2004

2007

2010

2013
Black Diamond
(k value of 3, 90nm)
Black Diamond II
(k value of 2.2-2.4, 65nm)
Black Diamond III?
45nm
Black Diamond IV?
32nm

Applied Materials outlined its roadmap in what it calls the
"Low k Era" of semiconductor manufacturing. Under the plan, Applied hopes to
extend its so-called Black Diamond line of low-k materials down to the 32-nm
node, which is slated for 2013, based on the ITRS roadmap. Applied plans to push
its low-k films with k values down to 2.4 to 2.2, although they claimst he
material can be extended to 1.9. Low k enhances speed gains and offers the
critical advantages of reduced power consumption with lower crosstalk for
heightened performance.

At 65-nm, which is due in 2007, Applied will extend the
current Black Diamond film down to a k value of just below 3. At that time, the
company will introduce what some call Black Diamond II, a next-generation film
for complex chips. The next-generation Black Diamond film is expected to have a
k value of about 2.4 to 2.2. Black Diamond II will be introduced at the 65-nm
node, but the technology can be extended to the 45- and 32-nm nodes, which are
expected in 2010 and 2013. Black Diamond II is in R&D right now. To date, more
than 40 million chips use the Black Diamond film to power the latest mobile
electronics, high-speed game consoles.


2004

2007

2010

2013
Black Diamond
(k value of 3, 90nm)
Black Diamond II
(k value of 2.2-2.4, 65nm)
Black Diamond III?
45nm
Black Diamond IV?
32nm

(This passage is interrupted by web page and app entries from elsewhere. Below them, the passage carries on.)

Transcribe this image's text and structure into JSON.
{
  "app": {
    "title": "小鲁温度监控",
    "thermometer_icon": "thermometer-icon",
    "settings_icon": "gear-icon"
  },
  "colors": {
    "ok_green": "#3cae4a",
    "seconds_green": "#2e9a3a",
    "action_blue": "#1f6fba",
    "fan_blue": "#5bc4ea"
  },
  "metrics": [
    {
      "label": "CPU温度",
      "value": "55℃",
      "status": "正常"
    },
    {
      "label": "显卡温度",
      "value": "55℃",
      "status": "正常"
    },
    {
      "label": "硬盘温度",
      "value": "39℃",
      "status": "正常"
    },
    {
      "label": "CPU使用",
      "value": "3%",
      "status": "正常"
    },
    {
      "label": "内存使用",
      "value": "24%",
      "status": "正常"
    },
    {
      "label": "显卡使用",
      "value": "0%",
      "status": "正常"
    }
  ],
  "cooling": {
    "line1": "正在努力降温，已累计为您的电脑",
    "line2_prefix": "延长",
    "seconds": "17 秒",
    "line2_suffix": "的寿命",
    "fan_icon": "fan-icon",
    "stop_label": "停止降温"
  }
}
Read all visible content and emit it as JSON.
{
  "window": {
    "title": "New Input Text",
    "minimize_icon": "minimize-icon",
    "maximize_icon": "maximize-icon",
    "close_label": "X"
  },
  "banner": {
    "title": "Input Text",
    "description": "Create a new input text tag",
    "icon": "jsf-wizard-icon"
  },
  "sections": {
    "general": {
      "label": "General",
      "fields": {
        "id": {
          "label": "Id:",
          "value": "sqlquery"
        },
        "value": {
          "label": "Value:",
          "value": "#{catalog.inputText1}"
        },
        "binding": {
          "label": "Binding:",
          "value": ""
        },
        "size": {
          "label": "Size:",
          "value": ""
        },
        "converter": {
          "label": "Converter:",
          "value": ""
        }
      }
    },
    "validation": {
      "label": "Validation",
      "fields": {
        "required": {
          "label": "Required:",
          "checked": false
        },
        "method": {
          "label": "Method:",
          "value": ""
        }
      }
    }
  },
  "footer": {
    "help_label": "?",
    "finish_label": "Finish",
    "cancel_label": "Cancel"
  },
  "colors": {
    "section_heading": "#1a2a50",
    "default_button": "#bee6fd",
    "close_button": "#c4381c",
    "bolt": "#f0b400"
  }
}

Applied Materials outlined its roadmap in what it calls the
"Low k Era" of semiconductor manufacturing. Under the plan, Applied hopes to
extend its so-called Black Diamond line of low-k materials down to the 32-nm
node, which is slated for 2013, based on the ITRS roadmap. Applied plans to push
its low-k films with k values down to 2.4 to 2.2, although they claimst he
material can be extended to 1.9. Low k enhances speed gains and offers the
critical advantages of reduced power consumption with lower crosstalk for
heightened performance.

At 65-nm, which is due in 2007, Applied will extend the
current Black Diamond film down to a k value of just below 3. At that time, the
company will introduce what some call Black Diamond II, a next-generation film
for complex chips. The next-generation Black Diamond film is expected to have a
k value of about 2.4 to 2.2. Black Diamond II will be introduced at the 65-nm
node, but the technology can be extended to the 45- and 32-nm nodes, which are
expected in 2010 and 2013. Black Diamond II is in R&D right now. To date, more
than 40 million chips use the Black Diamond film to power the latest mobile
electronics, high-speed game consoles.